For those interested in reading the book in more detail, you will appreciate how Fenwick and Edward (2010) utilize ANT in education as a source of research practices, to consider:

  1. Concepts, approaches, and debates around ANT as a resource for educational research.
  2. Showcase studies in education that have employed ANT methods and comparing ANT approaches in other disciplines/fields.
  3. After ANT developments that challenges presumptions and limitations of ANT research.


Fenwick, T. & Edwards, R. (2010). Actor-network theory in education. New York, NY: Routledge.

Law, J. (2007). Making a mess with method, in W. Outhwaite & S.P. Turner (Eds.). The Sage Handbook of Social Science Methodology, Beverly Hills, CA: Sage. pp. 595-606.

Neyland, D. (2006). Dismissed content and discontent: an analysis of the strategic aspects of actor-network theory, Science, Technology and Human Values, 31(1); 29-51.

EC&I831, Learning Community

At The Root of Connectivism

Connectivism is a pedagogy that I have latched onto for the realm of learning technologies. This is a new learning theory for the digital age, and is further defined by George Siemens as:

  • Knowledge as constellation of connections
  • Sense-making/way-finding
  • Network (social/technological) as assistive cognitive agent
  • Technology as externalization/extension

It’s not the tools that are relevant, but rather the connections made while learning.

Siemens made a guest appearance in the EC&I 831 course last week to discuss The Roots of Connectivism.

A few of the major points that I took away from George’s presentation include:

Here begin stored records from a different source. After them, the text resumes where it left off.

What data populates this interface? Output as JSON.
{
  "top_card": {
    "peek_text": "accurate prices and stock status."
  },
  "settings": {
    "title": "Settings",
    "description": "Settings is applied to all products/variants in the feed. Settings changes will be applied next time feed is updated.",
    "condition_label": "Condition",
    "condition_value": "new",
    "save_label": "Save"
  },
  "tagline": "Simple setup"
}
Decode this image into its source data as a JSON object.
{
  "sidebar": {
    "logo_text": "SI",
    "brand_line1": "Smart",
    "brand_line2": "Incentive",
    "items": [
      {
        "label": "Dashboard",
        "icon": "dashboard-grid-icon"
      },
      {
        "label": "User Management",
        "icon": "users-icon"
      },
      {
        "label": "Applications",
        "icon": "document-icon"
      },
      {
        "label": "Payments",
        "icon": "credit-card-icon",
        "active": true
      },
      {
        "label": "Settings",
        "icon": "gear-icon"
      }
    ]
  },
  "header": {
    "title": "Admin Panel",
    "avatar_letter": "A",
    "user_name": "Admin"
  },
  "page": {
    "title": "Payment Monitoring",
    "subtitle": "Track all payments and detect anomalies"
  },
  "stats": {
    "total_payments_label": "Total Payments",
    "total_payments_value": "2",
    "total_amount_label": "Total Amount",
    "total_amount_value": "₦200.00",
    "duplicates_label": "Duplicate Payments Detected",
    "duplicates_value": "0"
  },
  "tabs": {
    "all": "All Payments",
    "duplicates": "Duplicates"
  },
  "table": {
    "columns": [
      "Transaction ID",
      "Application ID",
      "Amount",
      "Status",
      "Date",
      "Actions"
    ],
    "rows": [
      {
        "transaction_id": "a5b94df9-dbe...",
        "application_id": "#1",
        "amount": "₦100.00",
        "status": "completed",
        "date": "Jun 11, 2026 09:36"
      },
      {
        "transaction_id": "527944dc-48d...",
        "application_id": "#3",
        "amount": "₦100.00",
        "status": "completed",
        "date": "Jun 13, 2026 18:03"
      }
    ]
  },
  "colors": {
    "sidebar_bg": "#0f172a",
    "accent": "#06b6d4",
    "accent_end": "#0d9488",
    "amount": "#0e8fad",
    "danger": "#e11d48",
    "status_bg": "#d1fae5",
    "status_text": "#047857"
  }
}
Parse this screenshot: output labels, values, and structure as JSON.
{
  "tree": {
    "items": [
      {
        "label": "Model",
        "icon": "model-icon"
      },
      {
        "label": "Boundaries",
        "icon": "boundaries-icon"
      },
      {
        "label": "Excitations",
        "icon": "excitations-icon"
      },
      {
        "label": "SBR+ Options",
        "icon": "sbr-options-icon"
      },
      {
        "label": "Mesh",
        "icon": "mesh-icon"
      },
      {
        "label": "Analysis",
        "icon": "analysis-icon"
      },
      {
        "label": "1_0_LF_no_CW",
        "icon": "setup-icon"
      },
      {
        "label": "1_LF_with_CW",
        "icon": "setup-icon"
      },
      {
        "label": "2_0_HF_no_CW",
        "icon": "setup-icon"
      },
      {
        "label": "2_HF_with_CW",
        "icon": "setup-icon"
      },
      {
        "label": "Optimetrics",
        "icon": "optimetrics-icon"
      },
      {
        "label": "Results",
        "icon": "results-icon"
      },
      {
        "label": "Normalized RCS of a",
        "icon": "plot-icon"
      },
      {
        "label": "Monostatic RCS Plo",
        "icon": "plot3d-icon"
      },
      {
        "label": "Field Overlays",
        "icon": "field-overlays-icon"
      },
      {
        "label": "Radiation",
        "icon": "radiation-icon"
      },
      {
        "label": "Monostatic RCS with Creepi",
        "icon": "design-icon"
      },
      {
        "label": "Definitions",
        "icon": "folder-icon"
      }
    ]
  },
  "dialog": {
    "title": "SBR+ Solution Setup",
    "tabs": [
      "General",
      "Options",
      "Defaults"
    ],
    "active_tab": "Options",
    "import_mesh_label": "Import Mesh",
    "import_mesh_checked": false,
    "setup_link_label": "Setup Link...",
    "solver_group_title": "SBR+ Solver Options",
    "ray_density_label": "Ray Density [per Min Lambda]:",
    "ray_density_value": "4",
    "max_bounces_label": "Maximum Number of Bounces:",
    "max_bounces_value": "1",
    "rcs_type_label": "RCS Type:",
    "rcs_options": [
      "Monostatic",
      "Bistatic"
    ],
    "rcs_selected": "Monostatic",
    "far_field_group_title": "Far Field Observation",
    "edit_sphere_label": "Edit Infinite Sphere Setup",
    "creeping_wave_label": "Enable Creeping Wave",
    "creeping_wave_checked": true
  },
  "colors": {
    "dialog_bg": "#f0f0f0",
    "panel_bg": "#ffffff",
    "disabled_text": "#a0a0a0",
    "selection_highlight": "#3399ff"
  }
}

  • Learning is networked at 3 levels:
    • Conceptual-Cognitive: least developed; when ideas & concepts are combined together
    • Neural: biological; memories being formed as a sequence of connections (encoding in the brain)
    • Social-external: social network analysis, often completed by sociologist; external tools and resources to connect learning
  • Knowledge & learning as networked and emergent through:
    • Synchronicity – to understand how a student will learn is to understand & connect with their current knowledge & awareness
    • Amplification – participatory sense making & interaction with material creates learning at a deeper level
    • Resonance – why do students start to tune into learning a concept or new information? how do they connect with an association?
  • Educators need to understand connections at a very basic level to best learn how to influence connections for learning
    • What connections are?
    • How they form?
    • What attributes/structure they exhibit at formation?
    • What various formations mean?
George left the class with a few questions to ponder:
  • What are the implications for educators?
  • How do we “teach differently” in networks than we do in a classroom?
  • How should our priorities change in skill development?
  • As the field of networked learning grows, where do we turn for guidance direction?

Educators need to assess learning objectives to help students develop in the changing digital world. Instruction is not just about knowledge comprehension, but will shift to focus on acquisition of information and learner networks. “Teaching differently” will be instructional practice that encourages learners to think critically and engage in complex activities for deeper learning experiences. Learners will be challenged to connect meaning and knowledge that is currently known, to that of their shifting paradigm.

As networked learning continues to change educational environments, educators must empower their students to adapt and grow with the technologies . It will be up to the educators of today to remain current and connected to practitioners and  innovators in education who are leading the way. Whether it is following a stream of ideas on Twitter, reading the latest literature/publications, continuing professional development, taking an open-source course, or sharing ideas with online colleagues, educators who stay socially connected will provide engaged learning opportunities.

My quest to be a “Network Sherpa” for learners continues….

What are you doing to help your Networked Student connect to their learning today?

Connectivism video created by Wendy Drexler’s high school students inspired from George Siemens’ CCK08 Class.